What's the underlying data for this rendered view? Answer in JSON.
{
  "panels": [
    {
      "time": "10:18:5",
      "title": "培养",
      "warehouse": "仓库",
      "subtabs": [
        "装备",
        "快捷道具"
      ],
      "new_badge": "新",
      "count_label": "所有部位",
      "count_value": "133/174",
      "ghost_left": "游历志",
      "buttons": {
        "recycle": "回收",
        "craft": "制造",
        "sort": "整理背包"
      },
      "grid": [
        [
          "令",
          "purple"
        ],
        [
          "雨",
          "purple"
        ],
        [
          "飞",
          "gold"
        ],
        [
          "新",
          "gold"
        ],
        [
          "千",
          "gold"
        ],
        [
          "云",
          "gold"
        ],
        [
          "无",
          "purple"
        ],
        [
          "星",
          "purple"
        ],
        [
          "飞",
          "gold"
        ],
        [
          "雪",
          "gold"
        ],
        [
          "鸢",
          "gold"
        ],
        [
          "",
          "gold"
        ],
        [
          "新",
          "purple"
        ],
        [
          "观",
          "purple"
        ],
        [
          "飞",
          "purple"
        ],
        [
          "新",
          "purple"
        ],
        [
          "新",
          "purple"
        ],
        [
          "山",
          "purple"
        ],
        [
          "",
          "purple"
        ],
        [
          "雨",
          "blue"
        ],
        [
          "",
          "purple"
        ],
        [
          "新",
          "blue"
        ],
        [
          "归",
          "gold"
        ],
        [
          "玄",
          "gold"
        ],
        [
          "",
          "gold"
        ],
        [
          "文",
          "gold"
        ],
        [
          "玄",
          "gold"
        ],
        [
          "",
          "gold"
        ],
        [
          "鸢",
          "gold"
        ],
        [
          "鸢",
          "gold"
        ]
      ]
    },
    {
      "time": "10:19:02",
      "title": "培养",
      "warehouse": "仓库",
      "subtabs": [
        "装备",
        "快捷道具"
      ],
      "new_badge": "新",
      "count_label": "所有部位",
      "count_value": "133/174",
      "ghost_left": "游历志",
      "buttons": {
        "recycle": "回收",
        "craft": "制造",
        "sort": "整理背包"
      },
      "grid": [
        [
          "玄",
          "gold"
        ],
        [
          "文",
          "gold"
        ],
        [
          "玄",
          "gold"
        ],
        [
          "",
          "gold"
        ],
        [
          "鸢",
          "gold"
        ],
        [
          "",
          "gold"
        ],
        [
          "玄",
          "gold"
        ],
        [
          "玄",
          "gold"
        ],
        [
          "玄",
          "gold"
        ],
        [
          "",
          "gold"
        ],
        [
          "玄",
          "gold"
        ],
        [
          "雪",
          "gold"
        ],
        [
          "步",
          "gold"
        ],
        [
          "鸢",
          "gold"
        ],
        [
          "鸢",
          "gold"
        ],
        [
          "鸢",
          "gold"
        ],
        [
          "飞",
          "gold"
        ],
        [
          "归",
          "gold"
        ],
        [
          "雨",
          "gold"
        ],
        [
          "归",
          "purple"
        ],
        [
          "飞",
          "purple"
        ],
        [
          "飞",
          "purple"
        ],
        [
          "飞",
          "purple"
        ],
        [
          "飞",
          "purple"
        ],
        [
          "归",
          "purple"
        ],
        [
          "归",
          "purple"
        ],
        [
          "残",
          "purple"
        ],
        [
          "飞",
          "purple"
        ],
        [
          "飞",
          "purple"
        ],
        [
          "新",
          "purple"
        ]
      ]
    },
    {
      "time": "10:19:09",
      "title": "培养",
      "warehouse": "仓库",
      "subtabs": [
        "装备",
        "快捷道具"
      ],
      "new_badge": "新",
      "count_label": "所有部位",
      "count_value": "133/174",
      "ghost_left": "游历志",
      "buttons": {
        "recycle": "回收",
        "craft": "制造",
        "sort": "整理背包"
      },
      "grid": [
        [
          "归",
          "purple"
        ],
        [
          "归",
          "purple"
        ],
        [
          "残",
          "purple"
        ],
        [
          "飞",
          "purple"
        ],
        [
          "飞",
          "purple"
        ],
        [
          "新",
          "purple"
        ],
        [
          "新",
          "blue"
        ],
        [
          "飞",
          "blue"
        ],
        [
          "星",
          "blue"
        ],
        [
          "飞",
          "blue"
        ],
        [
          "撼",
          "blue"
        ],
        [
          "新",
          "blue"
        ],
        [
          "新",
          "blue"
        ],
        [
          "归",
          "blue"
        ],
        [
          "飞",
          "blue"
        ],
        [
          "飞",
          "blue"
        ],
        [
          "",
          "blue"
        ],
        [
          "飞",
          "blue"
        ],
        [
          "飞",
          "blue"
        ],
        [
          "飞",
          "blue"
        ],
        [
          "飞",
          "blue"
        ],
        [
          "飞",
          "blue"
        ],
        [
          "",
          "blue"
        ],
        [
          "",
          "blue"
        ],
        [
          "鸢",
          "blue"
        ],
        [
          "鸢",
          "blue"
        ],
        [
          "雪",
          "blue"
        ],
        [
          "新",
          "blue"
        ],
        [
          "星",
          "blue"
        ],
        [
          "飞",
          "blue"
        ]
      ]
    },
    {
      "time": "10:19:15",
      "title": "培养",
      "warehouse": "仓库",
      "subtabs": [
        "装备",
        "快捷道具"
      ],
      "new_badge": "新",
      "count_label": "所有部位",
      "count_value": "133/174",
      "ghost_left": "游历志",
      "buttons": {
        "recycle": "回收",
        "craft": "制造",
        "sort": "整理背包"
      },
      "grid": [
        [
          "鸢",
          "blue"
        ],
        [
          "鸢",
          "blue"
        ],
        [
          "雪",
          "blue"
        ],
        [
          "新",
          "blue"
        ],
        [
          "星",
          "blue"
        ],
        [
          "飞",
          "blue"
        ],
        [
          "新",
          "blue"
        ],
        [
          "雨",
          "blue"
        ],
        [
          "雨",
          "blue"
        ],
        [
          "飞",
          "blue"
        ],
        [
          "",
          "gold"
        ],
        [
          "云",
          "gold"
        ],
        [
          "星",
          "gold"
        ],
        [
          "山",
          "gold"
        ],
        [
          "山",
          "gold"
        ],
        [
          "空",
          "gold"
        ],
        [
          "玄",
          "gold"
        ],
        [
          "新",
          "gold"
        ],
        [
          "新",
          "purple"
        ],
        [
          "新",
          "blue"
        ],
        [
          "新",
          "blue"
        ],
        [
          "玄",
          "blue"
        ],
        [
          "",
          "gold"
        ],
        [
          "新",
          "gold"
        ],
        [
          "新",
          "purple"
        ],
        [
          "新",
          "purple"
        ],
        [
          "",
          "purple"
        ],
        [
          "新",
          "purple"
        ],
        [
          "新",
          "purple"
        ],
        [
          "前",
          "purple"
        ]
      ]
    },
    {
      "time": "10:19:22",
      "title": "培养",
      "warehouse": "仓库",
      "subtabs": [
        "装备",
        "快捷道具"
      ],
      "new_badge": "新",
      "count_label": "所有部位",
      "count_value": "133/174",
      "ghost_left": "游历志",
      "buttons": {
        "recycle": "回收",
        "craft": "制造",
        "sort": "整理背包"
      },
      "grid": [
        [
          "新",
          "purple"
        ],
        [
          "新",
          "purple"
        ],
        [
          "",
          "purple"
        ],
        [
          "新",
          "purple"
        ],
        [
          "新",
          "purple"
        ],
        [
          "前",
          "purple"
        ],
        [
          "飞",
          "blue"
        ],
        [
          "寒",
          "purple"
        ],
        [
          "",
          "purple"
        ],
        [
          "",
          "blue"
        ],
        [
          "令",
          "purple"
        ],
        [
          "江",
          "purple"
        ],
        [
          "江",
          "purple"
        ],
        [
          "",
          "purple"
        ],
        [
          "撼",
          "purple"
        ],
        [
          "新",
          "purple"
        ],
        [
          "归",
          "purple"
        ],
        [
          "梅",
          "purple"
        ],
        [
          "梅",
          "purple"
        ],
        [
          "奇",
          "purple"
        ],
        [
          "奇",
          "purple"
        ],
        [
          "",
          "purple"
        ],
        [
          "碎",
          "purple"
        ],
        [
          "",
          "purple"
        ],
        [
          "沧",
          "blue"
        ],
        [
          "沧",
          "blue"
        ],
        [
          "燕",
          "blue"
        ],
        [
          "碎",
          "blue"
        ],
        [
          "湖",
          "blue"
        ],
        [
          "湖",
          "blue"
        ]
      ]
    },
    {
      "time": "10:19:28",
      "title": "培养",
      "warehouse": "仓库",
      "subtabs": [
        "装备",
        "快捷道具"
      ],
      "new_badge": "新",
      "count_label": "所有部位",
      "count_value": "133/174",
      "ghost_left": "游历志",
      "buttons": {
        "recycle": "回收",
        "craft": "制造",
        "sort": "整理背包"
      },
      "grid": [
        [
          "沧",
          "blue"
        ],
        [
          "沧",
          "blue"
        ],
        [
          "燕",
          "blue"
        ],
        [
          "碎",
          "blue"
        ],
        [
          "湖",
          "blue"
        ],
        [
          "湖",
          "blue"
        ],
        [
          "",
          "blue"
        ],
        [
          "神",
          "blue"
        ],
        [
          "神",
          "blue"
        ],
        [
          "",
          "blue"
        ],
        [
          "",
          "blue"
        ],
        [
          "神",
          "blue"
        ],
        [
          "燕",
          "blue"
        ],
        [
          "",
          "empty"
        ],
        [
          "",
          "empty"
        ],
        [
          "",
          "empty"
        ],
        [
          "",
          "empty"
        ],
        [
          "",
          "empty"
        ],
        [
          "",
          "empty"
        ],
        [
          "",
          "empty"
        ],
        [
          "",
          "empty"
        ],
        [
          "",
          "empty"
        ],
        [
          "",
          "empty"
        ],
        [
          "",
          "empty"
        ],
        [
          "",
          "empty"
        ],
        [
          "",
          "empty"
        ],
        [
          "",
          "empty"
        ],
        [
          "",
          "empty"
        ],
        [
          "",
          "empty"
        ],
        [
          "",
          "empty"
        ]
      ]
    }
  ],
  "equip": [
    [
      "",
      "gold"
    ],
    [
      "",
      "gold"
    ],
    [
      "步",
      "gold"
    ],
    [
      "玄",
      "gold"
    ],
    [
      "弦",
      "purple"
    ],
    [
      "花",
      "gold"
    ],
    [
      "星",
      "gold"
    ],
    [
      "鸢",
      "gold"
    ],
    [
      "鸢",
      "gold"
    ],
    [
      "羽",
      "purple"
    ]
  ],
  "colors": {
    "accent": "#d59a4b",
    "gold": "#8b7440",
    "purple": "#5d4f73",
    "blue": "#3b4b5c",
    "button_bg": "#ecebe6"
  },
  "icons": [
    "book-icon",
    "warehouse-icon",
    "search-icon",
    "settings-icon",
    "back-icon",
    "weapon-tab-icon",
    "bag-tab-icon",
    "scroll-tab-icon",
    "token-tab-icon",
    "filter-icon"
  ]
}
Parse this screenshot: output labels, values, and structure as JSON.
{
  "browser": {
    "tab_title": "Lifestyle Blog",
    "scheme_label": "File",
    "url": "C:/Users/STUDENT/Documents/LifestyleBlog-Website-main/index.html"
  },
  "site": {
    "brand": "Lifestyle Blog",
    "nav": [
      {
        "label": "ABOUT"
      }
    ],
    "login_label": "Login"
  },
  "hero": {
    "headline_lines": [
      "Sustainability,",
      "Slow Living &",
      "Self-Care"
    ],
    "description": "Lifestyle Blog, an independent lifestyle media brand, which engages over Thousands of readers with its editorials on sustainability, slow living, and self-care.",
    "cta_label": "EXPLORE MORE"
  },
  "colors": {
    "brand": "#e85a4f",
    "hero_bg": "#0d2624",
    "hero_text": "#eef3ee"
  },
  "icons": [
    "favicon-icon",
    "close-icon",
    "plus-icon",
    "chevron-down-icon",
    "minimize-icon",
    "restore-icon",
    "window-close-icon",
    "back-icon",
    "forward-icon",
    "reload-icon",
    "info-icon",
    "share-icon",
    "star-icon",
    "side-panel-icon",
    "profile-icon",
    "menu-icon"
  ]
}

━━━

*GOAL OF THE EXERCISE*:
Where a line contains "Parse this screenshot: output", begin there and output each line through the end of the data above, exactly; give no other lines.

*SOLUTION FOR THIS PROBLEM*:
Parse this screenshot: output labels, values, and structure as JSON.
{
  "browser": {
    "tab_title": "Lifestyle Blog",
    "scheme_label": "File",
    "url": "C:/Users/STUDENT/Documents/LifestyleBlog-Website-main/index.html"
  },
  "site": {
    "brand": "Lifestyle Blog",
    "nav": [
      {
        "label": "ABOUT"
      }
    ],
    "login_label": "Login"
  },
  "hero": {
    "headline_lines": [
      "Sustainability,",
      "Slow Living &",
      "Self-Care"
    ],
    "description": "Lifestyle Blog, an independent lifestyle media brand, which engages over Thousands of readers with its editorials on sustainability, slow living, and self-care.",
    "cta_label": "EXPLORE MORE"
  },
  "colors": {
    "brand": "#e85a4f",
    "hero_bg": "#0d2624",
    "hero_text": "#eef3ee"
  },
  "icons": [
    "favicon-icon",
    "close-icon",
    "plus-icon",
    "chevron-down-icon",
    "minimize-icon",
    "restore-icon",
    "window-close-icon",
    "back-icon",
    "forward-icon",
    "reload-icon",
    "info-icon",
    "share-icon",
    "star-icon",
    "side-panel-icon",
    "profile-icon",
    "menu-icon"
  ]
}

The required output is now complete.